• _Instructions to follow_: The result should be every line in the data below that carries the string "fill".

•••

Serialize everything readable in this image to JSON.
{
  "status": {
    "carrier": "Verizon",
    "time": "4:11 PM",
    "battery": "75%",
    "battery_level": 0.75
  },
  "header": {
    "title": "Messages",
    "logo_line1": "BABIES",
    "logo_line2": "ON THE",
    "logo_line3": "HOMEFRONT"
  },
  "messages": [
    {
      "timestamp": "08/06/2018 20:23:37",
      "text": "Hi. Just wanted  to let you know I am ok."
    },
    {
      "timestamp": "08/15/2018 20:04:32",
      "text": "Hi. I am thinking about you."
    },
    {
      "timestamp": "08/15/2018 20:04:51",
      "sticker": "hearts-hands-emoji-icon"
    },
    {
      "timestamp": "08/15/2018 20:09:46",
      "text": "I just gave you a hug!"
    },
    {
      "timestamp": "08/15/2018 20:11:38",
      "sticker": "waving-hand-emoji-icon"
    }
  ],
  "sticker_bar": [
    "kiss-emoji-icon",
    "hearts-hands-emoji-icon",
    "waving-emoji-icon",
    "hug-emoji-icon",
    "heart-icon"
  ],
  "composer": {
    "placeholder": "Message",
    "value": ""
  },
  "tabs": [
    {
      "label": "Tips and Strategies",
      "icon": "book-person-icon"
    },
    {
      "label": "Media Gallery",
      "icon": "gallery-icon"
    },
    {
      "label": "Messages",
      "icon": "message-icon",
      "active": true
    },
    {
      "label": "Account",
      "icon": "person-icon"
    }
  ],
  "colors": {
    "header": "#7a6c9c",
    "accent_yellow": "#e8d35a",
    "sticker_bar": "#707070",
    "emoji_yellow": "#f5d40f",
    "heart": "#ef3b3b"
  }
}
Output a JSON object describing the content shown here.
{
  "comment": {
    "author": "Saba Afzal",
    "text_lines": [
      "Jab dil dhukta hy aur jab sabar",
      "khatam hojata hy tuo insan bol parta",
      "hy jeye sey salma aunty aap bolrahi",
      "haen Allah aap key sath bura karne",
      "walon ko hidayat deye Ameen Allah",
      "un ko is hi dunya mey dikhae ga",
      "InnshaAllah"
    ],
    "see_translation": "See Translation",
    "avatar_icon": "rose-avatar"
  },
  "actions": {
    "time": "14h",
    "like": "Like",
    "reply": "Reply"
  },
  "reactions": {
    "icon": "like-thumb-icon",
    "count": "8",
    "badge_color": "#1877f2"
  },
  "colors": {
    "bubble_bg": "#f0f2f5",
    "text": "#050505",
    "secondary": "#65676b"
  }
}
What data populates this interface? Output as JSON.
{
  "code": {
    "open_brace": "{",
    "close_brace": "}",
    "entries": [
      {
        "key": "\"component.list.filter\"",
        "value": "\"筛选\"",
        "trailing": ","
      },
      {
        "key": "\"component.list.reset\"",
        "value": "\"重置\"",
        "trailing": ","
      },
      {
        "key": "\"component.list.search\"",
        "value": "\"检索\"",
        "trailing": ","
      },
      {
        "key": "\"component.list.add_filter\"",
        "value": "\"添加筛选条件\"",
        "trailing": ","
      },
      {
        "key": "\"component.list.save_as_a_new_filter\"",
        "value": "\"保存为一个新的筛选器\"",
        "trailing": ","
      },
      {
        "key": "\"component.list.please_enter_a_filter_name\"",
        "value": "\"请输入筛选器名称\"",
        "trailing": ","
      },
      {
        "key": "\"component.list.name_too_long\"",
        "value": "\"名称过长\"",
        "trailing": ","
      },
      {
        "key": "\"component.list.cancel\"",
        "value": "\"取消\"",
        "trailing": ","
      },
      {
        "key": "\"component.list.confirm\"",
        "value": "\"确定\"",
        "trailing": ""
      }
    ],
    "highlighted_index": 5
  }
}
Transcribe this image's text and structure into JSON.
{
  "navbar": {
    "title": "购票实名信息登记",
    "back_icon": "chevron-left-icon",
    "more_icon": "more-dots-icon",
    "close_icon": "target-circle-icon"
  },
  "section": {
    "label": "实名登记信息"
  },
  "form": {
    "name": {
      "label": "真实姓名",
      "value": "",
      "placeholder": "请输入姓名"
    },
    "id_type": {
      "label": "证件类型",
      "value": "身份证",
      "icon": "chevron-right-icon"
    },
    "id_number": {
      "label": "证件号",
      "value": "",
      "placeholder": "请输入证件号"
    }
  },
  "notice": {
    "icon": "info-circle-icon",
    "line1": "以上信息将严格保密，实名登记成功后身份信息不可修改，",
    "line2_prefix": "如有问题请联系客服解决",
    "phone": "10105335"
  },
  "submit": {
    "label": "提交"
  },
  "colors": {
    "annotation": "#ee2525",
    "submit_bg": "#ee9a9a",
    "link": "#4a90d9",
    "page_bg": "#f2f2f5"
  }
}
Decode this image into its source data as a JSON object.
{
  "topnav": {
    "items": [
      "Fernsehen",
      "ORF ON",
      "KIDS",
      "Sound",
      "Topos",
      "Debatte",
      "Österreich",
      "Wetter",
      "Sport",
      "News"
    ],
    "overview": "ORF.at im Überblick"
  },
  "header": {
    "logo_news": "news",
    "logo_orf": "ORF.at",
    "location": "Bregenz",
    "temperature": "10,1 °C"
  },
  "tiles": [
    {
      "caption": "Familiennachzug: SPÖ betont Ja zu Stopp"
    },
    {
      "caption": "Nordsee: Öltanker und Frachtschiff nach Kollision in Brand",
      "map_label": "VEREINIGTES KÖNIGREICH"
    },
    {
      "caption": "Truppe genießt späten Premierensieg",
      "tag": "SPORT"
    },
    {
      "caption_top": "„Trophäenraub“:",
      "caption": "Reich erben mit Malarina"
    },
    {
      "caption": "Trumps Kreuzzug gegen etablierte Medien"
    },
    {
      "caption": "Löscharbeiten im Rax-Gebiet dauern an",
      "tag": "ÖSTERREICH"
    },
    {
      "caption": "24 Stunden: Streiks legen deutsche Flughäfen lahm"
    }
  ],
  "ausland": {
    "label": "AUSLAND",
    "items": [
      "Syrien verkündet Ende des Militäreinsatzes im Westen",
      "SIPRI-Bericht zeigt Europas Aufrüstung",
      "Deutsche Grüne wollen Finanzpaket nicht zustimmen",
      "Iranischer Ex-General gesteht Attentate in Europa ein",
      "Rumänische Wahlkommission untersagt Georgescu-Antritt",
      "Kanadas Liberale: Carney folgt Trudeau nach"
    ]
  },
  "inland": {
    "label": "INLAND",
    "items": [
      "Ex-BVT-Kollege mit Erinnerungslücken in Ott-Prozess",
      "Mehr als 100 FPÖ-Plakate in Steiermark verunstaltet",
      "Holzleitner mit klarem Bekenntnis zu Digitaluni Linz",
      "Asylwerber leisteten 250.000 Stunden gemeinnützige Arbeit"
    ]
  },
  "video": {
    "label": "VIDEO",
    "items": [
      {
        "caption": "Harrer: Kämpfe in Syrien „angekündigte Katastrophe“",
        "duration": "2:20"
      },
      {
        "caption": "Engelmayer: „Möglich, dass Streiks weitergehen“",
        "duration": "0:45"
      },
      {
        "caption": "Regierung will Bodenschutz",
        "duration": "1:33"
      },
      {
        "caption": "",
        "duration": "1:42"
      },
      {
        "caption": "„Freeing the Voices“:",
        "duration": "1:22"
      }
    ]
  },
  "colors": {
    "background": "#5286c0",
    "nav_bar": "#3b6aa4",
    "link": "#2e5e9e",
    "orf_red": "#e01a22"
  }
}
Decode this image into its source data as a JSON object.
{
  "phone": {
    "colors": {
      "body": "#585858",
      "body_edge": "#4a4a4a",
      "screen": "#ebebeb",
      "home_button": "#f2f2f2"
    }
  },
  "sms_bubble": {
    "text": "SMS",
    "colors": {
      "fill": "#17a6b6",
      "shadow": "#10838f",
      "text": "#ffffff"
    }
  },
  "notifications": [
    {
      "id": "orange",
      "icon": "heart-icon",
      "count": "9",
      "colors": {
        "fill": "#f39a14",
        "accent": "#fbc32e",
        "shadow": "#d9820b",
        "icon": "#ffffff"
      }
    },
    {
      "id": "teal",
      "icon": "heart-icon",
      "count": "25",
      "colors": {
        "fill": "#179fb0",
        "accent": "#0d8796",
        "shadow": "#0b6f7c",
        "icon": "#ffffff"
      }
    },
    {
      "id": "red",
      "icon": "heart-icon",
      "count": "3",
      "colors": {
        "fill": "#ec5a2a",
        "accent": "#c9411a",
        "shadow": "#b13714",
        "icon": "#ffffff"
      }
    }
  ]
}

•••

• _Result_:
      "fill": "#17a6b6",
        "fill": "#f39a14",
        "fill": "#179fb0",
        "fill": "#ec5a2a",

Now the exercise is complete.